It’s evident that Naspers’ other portfolio holdings are significant and shouldn’t be ignored by investors.

Bottom Line

Tencent is an internet company worth watching. It has a strong earnings moat within its domestic market in mobile games and social media, and significant growth opportunities to expand its reach in gaming, advertising, media and mobile payments.

Buying Tencent through Naspers offers value to long term investors, given the significant discount Naspers trades to the value of its Tencent shares.

The Spaceship Universe Portfolio currently invests in Naspers and Tencent.

The Spaceship Index Portfolio currently invests in Tencent.

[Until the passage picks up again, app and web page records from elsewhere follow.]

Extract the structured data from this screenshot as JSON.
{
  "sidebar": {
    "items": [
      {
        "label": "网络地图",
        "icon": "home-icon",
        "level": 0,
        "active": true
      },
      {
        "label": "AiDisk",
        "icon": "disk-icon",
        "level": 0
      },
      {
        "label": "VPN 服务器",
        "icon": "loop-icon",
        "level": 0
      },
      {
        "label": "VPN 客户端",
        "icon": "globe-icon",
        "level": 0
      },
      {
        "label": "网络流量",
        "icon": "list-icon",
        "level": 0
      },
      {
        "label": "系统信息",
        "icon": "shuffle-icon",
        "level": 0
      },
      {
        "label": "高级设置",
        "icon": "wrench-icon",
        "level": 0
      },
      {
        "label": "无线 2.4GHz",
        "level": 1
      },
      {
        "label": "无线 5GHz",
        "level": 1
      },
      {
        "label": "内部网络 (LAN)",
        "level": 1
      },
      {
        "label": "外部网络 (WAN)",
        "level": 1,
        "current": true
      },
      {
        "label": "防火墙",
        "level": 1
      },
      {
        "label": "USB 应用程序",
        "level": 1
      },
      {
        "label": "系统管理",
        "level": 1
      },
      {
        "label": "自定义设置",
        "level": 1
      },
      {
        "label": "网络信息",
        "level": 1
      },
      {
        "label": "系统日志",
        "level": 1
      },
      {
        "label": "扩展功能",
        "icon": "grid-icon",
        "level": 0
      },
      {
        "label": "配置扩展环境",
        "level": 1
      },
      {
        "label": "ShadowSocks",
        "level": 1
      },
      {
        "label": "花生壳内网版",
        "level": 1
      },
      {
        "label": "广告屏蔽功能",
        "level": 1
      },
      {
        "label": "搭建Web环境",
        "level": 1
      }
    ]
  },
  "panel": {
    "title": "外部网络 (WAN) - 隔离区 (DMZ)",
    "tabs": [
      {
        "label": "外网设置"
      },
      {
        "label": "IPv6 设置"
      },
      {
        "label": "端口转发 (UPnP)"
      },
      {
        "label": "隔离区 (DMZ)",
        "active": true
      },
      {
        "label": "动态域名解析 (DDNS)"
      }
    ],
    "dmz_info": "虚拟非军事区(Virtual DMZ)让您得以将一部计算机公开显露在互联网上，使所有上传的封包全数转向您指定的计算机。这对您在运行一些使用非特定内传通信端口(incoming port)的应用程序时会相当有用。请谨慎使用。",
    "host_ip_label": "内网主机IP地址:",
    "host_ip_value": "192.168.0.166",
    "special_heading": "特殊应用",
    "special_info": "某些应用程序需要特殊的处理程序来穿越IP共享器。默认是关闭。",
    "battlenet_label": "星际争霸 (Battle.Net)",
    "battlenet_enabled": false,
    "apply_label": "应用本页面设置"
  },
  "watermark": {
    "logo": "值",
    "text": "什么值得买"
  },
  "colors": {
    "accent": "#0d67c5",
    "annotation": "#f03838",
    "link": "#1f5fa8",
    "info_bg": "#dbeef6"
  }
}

Important! We’re sharing with you our thoughts on the companies in which Spaceship Voyager invests for your informational purposes only. We think it’s important (and interesting!) to let you know what’s happening with Spaceship Voyager’s investments. However, we are not making recommendations to buy or sell holdings in a specific company. Past performance isn’t a reliable indicator or guarantee of future performance.

Words by
Phoebe Jin Right Chevron

Phoebe Jin helps to manage Spaceship’s investment portfolios. She’s a value investor and frequent flyer point enthusiast.

Naspers and Tencent: the investment case